▶ _Work request_
Every line below that holds the string "Software" must be copied.

***** Provided entries

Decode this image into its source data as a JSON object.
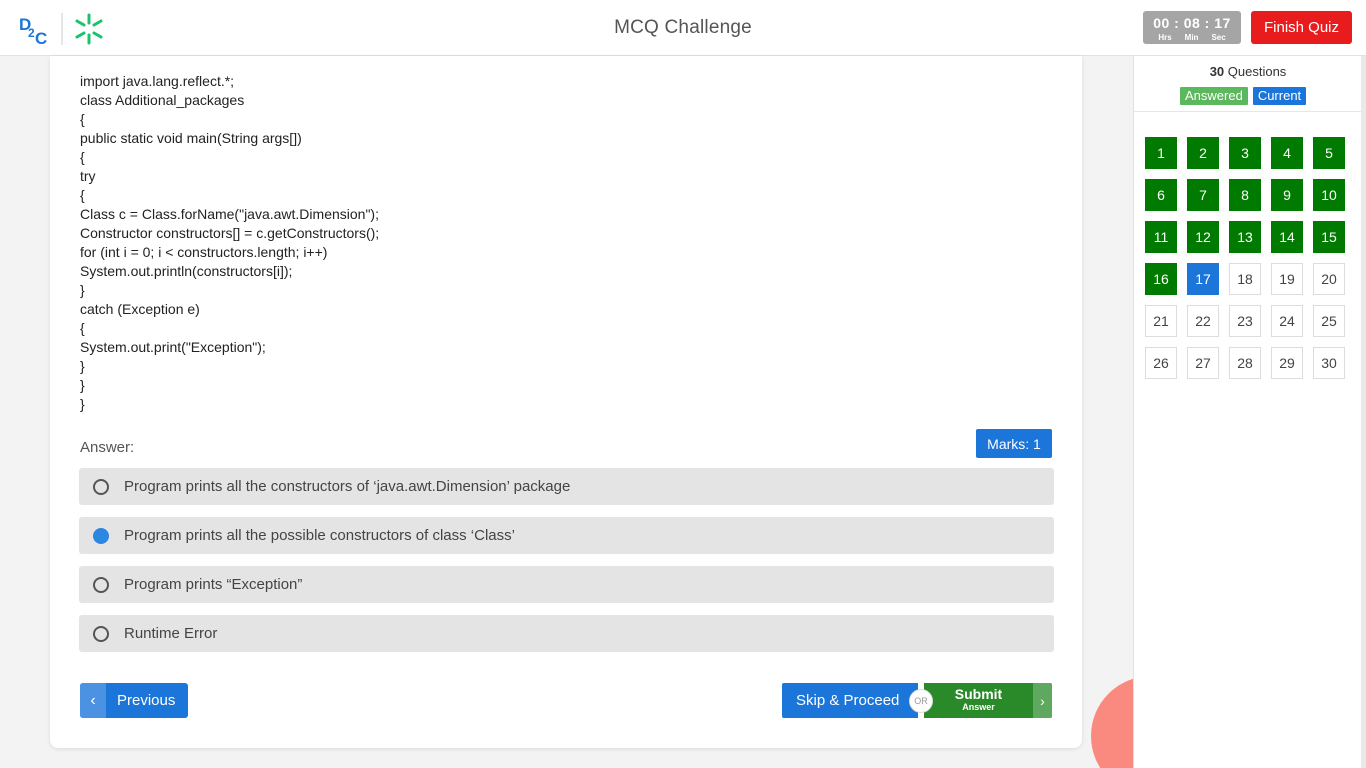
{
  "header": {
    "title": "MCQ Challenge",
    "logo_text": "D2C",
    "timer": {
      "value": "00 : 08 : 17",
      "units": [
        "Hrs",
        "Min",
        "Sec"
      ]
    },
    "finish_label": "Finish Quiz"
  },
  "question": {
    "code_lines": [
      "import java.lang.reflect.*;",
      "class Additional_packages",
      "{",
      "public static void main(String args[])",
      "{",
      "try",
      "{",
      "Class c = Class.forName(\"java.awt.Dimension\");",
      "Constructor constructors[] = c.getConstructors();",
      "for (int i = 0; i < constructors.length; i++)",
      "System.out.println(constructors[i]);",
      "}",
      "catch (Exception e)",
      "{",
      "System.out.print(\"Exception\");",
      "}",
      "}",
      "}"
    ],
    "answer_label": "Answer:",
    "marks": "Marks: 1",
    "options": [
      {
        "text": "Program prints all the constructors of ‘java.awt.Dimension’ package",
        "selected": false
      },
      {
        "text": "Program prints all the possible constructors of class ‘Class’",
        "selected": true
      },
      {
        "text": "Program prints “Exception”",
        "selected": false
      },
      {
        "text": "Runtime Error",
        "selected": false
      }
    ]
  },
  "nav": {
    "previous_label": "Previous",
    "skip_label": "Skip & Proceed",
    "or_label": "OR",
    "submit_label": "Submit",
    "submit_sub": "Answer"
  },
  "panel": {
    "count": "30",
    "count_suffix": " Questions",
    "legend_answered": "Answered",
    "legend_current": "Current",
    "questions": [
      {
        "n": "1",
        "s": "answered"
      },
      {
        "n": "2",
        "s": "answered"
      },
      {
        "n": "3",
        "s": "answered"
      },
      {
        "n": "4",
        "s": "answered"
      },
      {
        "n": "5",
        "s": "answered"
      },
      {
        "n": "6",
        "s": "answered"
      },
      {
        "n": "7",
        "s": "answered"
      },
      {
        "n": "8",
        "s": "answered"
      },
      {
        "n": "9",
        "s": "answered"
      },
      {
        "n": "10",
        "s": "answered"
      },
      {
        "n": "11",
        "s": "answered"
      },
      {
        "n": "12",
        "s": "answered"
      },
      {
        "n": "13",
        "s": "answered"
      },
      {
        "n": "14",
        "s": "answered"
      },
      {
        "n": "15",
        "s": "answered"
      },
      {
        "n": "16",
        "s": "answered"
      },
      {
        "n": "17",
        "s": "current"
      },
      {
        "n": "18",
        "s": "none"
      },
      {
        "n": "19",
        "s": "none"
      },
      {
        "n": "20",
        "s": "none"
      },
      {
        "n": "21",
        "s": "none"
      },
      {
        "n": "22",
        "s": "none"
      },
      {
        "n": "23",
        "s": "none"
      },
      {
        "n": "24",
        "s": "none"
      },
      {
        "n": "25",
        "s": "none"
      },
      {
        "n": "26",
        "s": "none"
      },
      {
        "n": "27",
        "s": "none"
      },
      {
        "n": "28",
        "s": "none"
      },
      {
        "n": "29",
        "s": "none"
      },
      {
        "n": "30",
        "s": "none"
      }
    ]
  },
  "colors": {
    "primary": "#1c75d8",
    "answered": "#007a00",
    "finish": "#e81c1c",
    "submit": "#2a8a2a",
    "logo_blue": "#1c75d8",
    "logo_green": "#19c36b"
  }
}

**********
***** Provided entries

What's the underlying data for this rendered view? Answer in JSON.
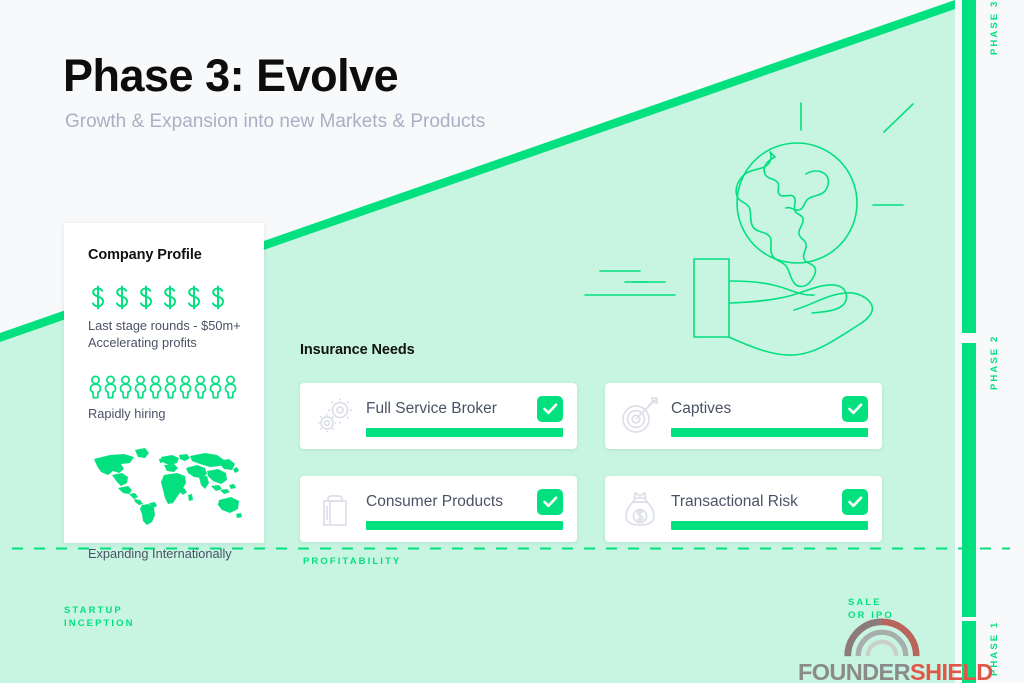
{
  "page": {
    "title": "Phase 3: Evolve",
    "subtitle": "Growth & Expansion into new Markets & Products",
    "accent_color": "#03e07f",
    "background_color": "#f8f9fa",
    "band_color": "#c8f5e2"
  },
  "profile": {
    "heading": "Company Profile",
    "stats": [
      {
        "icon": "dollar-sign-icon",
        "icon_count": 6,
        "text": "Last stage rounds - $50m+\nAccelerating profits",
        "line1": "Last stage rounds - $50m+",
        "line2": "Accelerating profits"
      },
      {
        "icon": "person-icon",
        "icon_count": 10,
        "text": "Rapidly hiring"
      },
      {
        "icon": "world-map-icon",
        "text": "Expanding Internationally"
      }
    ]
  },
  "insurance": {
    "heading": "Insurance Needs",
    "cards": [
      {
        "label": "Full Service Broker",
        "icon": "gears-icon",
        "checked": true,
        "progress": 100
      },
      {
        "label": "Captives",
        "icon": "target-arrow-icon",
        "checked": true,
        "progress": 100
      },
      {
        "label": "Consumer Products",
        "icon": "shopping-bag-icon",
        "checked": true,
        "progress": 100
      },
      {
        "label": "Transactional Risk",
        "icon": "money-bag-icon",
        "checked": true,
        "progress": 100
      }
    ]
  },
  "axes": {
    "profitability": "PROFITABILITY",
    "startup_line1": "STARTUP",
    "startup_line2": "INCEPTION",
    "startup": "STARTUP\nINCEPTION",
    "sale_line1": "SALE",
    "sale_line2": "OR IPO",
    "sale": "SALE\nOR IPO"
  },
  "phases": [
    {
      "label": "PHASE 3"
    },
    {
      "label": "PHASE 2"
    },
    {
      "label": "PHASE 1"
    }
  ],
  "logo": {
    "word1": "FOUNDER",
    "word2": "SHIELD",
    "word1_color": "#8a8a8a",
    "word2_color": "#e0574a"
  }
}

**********
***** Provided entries

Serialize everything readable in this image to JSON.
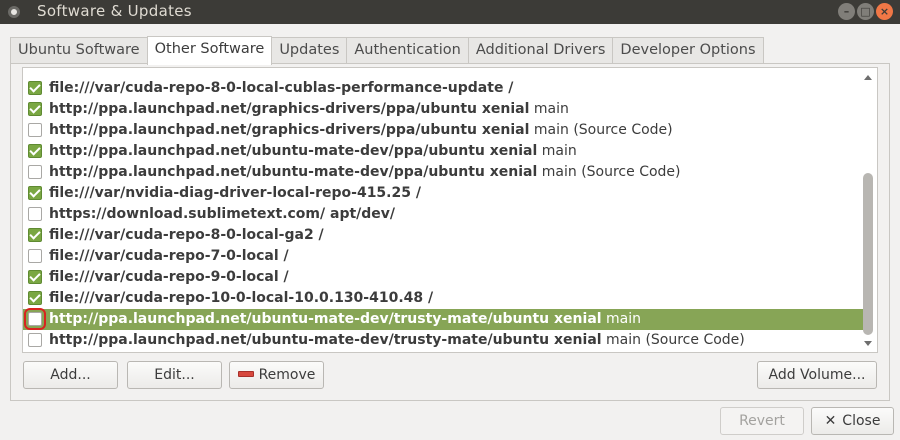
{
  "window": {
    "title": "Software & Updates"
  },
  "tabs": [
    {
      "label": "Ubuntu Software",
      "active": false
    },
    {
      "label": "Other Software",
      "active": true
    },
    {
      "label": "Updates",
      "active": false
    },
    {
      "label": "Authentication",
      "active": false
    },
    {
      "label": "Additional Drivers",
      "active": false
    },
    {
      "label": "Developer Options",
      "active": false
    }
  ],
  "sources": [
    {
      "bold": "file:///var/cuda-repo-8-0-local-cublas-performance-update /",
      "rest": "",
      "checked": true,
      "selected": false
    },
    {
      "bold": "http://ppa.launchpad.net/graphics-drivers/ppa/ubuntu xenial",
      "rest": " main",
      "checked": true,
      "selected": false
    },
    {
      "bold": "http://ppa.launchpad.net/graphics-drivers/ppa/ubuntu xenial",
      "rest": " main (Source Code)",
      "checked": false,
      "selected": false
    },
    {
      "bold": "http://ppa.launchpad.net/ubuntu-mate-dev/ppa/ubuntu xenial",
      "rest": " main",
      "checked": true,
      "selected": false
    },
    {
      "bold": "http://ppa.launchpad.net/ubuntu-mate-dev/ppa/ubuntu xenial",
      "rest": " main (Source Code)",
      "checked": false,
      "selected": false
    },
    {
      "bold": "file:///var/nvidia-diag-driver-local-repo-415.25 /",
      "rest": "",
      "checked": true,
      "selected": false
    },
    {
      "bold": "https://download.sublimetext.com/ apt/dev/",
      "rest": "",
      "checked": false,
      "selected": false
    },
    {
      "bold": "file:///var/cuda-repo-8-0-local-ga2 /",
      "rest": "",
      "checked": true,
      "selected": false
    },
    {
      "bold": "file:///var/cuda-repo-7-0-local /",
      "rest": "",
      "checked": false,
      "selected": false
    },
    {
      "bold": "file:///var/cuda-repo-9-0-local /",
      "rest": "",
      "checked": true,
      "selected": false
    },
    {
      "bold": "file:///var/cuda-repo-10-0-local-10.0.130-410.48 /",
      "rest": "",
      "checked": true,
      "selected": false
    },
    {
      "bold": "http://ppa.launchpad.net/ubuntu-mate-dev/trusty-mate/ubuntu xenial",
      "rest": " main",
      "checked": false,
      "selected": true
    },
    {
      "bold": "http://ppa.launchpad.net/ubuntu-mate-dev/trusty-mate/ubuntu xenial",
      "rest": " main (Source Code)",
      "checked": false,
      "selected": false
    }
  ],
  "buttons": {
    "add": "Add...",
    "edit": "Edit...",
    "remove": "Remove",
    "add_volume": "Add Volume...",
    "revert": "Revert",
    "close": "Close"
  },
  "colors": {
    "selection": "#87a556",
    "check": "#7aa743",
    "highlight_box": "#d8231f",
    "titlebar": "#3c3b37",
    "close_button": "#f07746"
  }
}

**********

▶ _Response_
    "title": "Software & Updates"
      "label": "Ubuntu Software",
      "label": "Other Software",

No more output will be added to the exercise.